» ENTRIES SUPPLIED
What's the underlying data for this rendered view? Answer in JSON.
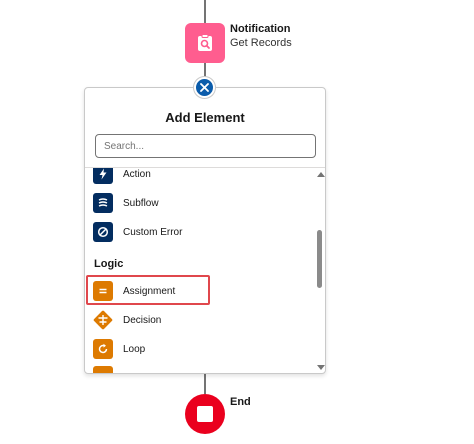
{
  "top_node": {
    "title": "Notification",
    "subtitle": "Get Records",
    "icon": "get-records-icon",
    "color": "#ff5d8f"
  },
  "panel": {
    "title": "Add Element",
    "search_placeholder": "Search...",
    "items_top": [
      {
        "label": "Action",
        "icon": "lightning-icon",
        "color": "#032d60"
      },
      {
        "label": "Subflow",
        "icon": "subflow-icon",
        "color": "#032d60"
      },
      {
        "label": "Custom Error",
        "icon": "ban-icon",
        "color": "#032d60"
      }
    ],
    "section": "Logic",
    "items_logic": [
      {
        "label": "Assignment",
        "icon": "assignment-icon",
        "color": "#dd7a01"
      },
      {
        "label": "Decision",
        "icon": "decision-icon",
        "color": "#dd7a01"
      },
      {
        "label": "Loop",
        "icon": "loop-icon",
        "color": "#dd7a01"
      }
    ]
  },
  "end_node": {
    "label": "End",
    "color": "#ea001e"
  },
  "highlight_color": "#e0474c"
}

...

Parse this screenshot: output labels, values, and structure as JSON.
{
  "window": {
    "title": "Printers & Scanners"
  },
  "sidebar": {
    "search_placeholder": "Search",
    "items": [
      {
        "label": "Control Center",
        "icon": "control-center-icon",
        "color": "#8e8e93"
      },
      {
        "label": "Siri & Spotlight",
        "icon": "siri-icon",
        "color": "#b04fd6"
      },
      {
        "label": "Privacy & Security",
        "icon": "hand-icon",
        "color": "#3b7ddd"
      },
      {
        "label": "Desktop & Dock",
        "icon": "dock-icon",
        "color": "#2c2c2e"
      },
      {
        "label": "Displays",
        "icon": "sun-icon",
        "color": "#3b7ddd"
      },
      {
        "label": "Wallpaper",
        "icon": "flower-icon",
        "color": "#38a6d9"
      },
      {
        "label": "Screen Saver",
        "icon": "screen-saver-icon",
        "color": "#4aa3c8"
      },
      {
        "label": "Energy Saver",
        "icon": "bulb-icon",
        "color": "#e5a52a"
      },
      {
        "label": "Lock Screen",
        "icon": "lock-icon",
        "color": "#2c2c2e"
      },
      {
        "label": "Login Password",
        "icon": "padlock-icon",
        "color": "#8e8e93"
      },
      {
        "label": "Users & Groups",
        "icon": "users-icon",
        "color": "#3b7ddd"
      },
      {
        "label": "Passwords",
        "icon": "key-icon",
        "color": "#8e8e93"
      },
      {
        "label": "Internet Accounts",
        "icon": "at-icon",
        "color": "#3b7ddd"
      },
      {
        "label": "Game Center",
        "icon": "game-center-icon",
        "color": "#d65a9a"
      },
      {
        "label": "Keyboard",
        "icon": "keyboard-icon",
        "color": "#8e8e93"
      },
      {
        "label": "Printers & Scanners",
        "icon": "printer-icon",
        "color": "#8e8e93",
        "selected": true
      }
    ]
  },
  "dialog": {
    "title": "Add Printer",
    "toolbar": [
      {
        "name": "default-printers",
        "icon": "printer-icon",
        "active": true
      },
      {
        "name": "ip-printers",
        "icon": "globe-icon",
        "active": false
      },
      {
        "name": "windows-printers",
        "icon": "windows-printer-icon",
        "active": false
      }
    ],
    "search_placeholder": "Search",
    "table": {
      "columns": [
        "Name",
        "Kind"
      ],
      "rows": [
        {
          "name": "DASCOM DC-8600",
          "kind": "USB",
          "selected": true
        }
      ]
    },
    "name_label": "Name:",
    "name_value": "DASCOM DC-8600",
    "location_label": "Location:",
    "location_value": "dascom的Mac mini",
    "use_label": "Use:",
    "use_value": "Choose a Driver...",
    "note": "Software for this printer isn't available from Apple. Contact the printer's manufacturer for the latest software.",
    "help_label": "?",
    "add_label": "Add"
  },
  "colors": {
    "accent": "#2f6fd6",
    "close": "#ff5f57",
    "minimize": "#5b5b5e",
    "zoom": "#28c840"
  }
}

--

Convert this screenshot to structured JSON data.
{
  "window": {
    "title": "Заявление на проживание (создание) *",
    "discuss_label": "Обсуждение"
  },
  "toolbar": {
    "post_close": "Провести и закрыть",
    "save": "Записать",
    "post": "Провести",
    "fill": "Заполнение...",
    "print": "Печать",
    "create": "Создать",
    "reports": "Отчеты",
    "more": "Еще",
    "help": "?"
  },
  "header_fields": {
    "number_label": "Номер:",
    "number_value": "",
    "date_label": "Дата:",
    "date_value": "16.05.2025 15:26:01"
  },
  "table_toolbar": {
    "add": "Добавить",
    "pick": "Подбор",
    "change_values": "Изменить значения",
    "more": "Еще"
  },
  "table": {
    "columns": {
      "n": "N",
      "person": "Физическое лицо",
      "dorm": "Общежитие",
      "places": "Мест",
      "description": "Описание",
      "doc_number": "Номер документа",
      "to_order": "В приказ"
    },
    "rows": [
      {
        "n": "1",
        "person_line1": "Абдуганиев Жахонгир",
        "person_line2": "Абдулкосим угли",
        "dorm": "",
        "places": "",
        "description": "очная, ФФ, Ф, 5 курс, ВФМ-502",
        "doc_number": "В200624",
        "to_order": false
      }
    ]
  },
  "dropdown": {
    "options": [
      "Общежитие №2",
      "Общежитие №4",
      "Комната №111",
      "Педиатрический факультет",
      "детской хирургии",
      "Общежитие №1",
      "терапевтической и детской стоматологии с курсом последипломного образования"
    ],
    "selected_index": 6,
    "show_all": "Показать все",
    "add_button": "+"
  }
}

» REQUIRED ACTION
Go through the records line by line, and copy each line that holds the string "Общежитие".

» SOLVED EXERCISE
      "dorm": "Общежитие",
      "Общежитие №2",
      "Общежитие №4",
      "Общежитие №1",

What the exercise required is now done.